- What you need to do
Drop every image, then reproduce the data exactly as given.

- The input
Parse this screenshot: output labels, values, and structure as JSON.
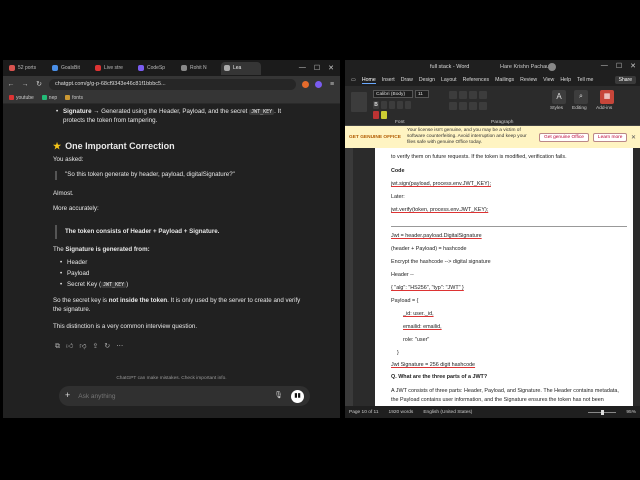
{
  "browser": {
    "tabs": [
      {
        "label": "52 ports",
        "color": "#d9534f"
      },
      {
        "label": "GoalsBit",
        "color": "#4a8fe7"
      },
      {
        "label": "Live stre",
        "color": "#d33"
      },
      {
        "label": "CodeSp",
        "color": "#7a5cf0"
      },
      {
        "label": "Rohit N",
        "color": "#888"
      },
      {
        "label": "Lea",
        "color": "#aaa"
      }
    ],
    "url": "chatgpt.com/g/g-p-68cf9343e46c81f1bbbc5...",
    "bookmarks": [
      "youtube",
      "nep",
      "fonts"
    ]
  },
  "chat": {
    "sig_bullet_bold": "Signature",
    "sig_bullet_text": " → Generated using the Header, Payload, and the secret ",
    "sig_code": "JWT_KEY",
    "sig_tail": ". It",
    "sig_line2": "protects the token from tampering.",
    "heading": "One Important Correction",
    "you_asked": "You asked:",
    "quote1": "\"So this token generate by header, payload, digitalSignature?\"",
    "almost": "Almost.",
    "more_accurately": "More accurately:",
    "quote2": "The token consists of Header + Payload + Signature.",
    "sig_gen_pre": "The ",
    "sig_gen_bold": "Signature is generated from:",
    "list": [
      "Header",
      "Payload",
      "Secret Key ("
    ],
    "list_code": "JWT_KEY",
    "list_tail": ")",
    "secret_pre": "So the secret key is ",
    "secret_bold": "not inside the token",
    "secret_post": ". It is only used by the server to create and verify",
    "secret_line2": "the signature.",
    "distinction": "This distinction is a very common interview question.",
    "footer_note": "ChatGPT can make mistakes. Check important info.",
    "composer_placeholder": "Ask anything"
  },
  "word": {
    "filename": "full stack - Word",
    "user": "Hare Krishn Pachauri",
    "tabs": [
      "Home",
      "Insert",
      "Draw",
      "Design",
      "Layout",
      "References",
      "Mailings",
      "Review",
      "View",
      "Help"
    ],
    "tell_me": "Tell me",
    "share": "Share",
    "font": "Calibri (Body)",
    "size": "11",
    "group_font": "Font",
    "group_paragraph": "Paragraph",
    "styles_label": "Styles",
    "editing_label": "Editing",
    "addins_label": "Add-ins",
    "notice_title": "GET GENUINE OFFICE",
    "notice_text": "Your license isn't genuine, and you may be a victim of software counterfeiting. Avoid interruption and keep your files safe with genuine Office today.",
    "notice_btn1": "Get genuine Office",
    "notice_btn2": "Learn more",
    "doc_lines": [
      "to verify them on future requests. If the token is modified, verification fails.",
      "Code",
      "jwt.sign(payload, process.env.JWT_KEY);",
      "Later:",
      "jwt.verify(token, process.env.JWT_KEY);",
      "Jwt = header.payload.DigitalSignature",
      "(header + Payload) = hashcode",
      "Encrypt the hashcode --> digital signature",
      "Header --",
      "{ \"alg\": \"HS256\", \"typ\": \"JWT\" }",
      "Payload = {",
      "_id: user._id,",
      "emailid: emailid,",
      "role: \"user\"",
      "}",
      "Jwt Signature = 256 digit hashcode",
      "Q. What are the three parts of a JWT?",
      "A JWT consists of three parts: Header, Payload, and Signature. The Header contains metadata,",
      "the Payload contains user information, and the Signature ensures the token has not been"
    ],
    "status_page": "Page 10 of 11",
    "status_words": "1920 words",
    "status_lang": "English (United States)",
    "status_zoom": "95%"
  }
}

- Result for this task
Parse this screenshot: output labels, values, and structure as JSON.
{
  "browser": {
    "tabs": [
      {
        "label": "52 ports",
        "color": "#d9534f"
      },
      {
        "label": "GoalsBit",
        "color": "#4a8fe7"
      },
      {
        "label": "Live stre",
        "color": "#d33"
      },
      {
        "label": "CodeSp",
        "color": "#7a5cf0"
      },
      {
        "label": "Rohit N",
        "color": "#888"
      },
      {
        "label": "Lea",
        "color": "#aaa"
      }
    ],
    "url": "chatgpt.com/g/g-p-68cf9343e46c81f1bbbc5...",
    "bookmarks": [
      "youtube",
      "nep",
      "fonts"
    ]
  },
  "chat": {
    "sig_bullet_bold": "Signature",
    "sig_bullet_text": " → Generated using the Header, Payload, and the secret ",
    "sig_code": "JWT_KEY",
    "sig_tail": ". It",
    "sig_line2": "protects the token from tampering.",
    "heading": "One Important Correction",
    "you_asked": "You asked:",
    "quote1": "\"So this token generate by header, payload, digitalSignature?\"",
    "almost": "Almost.",
    "more_accurately": "More accurately:",
    "quote2": "The token consists of Header + Payload + Signature.",
    "sig_gen_pre": "The ",
    "sig_gen_bold": "Signature is generated from:",
    "list": [
      "Header",
      "Payload",
      "Secret Key ("
    ],
    "list_code": "JWT_KEY",
    "list_tail": ")",
    "secret_pre": "So the secret key is ",
    "secret_bold": "not inside the token",
    "secret_post": ". It is only used by the server to create and verify",
    "secret_line2": "the signature.",
    "distinction": "This distinction is a very common interview question.",
    "footer_note": "ChatGPT can make mistakes. Check important info.",
    "composer_placeholder": "Ask anything"
  },
  "word": {
    "filename": "full stack - Word",
    "user": "Hare Krishn Pachauri",
    "tabs": [
      "Home",
      "Insert",
      "Draw",
      "Design",
      "Layout",
      "References",
      "Mailings",
      "Review",
      "View",
      "Help"
    ],
    "tell_me": "Tell me",
    "share": "Share",
    "font": "Calibri (Body)",
    "size": "11",
    "group_font": "Font",
    "group_paragraph": "Paragraph",
    "styles_label": "Styles",
    "editing_label": "Editing",
    "addins_label": "Add-ins",
    "notice_title": "GET GENUINE OFFICE",
    "notice_text": "Your license isn't genuine, and you may be a victim of software counterfeiting. Avoid interruption and keep your files safe with genuine Office today.",
    "notice_btn1": "Get genuine Office",
    "notice_btn2": "Learn more",
    "doc_lines": [
      "to verify them on future requests. If the token is modified, verification fails.",
      "Code",
      "jwt.sign(payload, process.env.JWT_KEY);",
      "Later:",
      "jwt.verify(token, process.env.JWT_KEY);",
      "Jwt = header.payload.DigitalSignature",
      "(header + Payload) = hashcode",
      "Encrypt the hashcode --> digital signature",
      "Header --",
      "{ \"alg\": \"HS256\", \"typ\": \"JWT\" }",
      "Payload = {",
      "_id: user._id,",
      "emailid: emailid,",
      "role: \"user\"",
      "}",
      "Jwt Signature = 256 digit hashcode",
      "Q. What are the three parts of a JWT?",
      "A JWT consists of three parts: Header, Payload, and Signature. The Header contains metadata,",
      "the Payload contains user information, and the Signature ensures the token has not been"
    ],
    "status_page": "Page 10 of 11",
    "status_words": "1920 words",
    "status_lang": "English (United States)",
    "status_zoom": "95%"
  }
}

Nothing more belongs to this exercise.